Home working – A good practise guide
If you permanently work from your home or split your working time between the workplace and home (sometimes called hybrid working) you are considered to be a home worker.
The health and safety responsibilities for you and your employer are the same whether you are working at home or in a workplace.
Your Employer’s responsibilities include
- telling you how to do your job safely in a way that you can understand,
- letting you know about the risks to your health and safety from current or proposed working practices;
- informing you how any risks will be controlled and who is responsible for this;
- advising you how to get first-aid treatment and what to do in an emergency.
- making sure you have access to :
- training to enable you to do your job safely;
- any equipment and protection necessary for you at work (such as clothing, shoes or boots, eye and ear protection, gloves, masks etc) and ensure it is properly looked after;
- health checks if there is a danger of ill health because of your work;
Your responsibilities include
- taking care of your own health and safety and that of others who may be harmed by your actions while you are working
- co-operating with your employers and other workers to help everyone meet their duties under the law
- following any training you have received when using any work items your employer has given you
Working Remotely from Home
Working from home can be a mutually beneficial way for the both the employee and employer to work together. The following information is given to help you carry out your role safely and productively and while home working.
The Basic principles
- Set and stick to a routine – don’t revisit your computer outside your regular hours
- Stay in regular contact with your manager and colleagues
- Talk to your manager about workloads and be open about how you’re feeling
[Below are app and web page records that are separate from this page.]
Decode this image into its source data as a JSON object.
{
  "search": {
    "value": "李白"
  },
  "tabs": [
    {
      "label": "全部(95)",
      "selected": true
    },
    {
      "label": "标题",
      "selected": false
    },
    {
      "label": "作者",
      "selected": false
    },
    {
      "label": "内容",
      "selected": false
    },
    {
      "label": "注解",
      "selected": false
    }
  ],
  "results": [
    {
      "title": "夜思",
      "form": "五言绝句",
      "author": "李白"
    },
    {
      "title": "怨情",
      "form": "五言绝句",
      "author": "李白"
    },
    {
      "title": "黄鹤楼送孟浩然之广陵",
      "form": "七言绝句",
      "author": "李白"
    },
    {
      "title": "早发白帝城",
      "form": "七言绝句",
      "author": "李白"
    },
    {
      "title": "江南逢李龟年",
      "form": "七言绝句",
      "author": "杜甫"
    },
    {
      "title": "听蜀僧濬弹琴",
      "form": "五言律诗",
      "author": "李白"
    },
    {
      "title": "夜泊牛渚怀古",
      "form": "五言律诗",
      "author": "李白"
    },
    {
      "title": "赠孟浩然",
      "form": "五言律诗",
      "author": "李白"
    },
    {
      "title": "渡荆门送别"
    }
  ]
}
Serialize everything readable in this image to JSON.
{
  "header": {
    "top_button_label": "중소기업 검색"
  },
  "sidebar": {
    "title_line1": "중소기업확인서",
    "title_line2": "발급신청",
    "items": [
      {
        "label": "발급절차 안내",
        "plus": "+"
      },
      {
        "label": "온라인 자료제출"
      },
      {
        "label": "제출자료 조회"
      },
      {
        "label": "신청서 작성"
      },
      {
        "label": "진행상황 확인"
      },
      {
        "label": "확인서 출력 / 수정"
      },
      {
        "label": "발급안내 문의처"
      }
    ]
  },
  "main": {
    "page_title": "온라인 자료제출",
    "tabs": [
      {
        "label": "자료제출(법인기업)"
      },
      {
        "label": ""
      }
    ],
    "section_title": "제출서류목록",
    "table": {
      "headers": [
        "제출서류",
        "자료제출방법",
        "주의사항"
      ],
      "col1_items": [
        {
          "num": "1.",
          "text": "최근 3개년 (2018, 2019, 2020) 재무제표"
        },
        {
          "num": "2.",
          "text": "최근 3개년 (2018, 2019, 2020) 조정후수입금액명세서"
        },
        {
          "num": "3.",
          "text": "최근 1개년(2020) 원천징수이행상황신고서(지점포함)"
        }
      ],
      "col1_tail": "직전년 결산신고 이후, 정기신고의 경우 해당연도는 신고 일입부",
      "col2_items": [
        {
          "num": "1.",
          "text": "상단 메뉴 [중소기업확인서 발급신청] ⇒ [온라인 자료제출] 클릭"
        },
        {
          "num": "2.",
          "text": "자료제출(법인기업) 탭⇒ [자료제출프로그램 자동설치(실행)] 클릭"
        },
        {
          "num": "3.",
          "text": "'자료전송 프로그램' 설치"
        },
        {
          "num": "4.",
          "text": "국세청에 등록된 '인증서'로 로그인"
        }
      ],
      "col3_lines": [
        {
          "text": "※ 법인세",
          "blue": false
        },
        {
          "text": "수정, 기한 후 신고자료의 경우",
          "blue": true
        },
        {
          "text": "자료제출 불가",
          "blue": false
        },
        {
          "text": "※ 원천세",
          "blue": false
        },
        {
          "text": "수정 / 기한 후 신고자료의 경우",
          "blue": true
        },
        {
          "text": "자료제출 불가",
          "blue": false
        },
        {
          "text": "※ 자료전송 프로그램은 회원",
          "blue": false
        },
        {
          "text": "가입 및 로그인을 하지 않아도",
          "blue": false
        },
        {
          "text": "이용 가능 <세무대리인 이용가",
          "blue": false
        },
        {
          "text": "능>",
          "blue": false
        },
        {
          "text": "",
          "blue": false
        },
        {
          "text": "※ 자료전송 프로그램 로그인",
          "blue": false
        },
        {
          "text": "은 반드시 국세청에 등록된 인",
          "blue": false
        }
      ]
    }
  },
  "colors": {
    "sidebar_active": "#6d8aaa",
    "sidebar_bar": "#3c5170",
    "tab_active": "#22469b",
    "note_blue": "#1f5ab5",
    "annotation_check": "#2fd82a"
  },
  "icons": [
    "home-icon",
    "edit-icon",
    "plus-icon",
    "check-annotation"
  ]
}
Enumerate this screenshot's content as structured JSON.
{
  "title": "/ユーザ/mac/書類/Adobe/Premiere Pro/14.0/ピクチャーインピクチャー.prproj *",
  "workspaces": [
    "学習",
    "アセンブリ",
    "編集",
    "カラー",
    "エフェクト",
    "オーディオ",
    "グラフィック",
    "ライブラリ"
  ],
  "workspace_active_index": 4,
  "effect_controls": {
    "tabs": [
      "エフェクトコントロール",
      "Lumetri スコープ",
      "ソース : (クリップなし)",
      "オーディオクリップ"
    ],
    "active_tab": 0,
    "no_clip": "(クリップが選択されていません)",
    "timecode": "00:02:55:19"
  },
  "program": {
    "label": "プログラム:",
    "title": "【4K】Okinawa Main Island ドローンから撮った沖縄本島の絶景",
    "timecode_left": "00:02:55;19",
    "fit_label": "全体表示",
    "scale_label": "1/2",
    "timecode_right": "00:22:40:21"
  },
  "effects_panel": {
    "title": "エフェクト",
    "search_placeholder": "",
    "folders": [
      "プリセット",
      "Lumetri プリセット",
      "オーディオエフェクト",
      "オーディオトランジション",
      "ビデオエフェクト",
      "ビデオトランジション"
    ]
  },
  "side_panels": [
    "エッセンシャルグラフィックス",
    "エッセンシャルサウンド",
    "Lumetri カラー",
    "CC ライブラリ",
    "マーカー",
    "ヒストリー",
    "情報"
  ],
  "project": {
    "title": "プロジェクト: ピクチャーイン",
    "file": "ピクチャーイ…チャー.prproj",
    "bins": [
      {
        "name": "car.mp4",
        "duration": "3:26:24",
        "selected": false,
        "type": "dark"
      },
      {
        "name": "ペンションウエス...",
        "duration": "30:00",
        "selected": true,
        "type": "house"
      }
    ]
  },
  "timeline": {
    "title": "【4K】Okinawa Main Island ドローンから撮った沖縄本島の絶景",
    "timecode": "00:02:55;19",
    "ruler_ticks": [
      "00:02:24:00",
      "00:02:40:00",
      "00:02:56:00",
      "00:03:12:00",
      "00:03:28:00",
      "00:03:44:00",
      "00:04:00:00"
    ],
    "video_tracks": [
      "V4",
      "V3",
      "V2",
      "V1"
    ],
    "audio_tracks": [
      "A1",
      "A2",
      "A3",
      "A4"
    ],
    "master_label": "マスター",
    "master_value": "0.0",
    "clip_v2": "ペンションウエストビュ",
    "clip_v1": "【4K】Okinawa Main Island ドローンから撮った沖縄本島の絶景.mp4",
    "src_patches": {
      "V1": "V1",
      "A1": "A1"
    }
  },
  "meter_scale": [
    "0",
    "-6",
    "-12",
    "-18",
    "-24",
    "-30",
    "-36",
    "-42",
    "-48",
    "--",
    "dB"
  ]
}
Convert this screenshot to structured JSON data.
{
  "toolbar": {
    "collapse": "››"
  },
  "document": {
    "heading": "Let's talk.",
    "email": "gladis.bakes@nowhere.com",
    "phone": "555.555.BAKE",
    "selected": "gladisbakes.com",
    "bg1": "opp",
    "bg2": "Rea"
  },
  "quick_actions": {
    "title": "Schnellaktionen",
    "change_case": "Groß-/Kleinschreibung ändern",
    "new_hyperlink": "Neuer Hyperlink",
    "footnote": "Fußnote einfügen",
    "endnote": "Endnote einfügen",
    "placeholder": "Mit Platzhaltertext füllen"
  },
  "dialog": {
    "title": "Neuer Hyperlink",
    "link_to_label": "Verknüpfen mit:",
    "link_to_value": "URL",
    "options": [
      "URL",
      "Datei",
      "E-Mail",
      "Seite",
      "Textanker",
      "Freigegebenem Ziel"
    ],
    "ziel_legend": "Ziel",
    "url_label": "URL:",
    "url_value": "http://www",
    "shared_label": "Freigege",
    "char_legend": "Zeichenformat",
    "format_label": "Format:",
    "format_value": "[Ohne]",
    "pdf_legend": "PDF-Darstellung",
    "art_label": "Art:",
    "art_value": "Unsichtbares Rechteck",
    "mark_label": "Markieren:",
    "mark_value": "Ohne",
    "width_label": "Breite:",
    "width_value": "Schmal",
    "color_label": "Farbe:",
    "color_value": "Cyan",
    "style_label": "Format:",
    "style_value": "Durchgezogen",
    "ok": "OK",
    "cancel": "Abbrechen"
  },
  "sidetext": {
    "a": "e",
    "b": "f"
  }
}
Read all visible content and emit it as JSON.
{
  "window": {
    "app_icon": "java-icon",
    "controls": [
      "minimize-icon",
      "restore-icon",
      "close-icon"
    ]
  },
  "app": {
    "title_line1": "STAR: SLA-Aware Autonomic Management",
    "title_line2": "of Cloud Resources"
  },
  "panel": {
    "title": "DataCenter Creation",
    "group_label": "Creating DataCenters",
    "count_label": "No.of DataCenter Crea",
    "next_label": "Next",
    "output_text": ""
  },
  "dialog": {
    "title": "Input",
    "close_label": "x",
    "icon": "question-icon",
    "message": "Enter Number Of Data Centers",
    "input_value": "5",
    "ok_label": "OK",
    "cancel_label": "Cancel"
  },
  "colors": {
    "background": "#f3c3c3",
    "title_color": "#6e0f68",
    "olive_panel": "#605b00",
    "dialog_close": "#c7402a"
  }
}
- Take regular breaks during the day and use your annual leave
- Find out who you can speak to if you need help or support
Adopting these basic principles you can help prevent stress and look after your mental health when working from home.
If you are struggling with your mental health or wellbeing, you could also contact your doctor, or your employee assistance provider or occupational health provider if you have one.
Your work environment
If you can, create a dedicated workspace for you to work. This should ideally somewhere quiet, away from people and distractions like the TV.
Make sure you have all the equipment you need before you start to work.
When setting up your workspace:-
- arrange equipment and furniture to avoid trailing leads and cables
- check that your plugs, leads, wires and cables are in good condition
- keep the area tidy and free from obstructions that could cause slips or trips
- check you have adequate lighting in your work area to avoid eyestrain
- position any screens to avoid reflection or glare
- put frequently used objects, eg telephone/printer within easy reach to avoid having to repeatedly stretch or twist to reach things
If you spend a lot of time on the phone, try exchanging your handset for a headset.
Avoid sitting/standing in one position for long periods of time – remember to move about regularly throughout the day.
If you haven’t got office furniture like an adjustable chair or footrest, try using items such as cushions to support you in a chair or a box as a footrest or ask your employer to help you with getting the right equipment.
Working on a computer
When using a computer for work click on the link for a Display screen equipment (DSE) workstation checklist. Please complete this and return it to your line manager.
To help you to complete the checklist and set up your workstation appropriately for maintaining good posture follow the guidance outlined below.
Standard workstation setup
- Top of screen level with eyes, about an arm’s length away
- Relax your shoulders – try to position yourself high enough so you don’t need to hunch your shoulders
- Computer and screen directly in front of you on desk or other surface
- Keyboard just below elbow height
- Back of the seat provides good lower back support (or use cushion, to provide additional back support)
- Seat height equally supports front and back of thighs (or use cushion to raise seated position)
- Gap of 2-3 cm between front of seat bottom and back of knee
- Screen and keyboard central – don’t twist your back
- Mouse in line with elbow
- Rest your feet flat on the floor. If they are not use a footrest, which lets you rest your feet at a level that is comfortable.
Consider these additional points when setting up your laptop for prolonged use.
- Keyboard and mouse separate from the laptop so screen can be elevated on a laptop riser or similar
- Display screen separate from the laptop
For further information and guidance on the above or any other aspect of home working please Contact Solution22 – HR Consultancy Services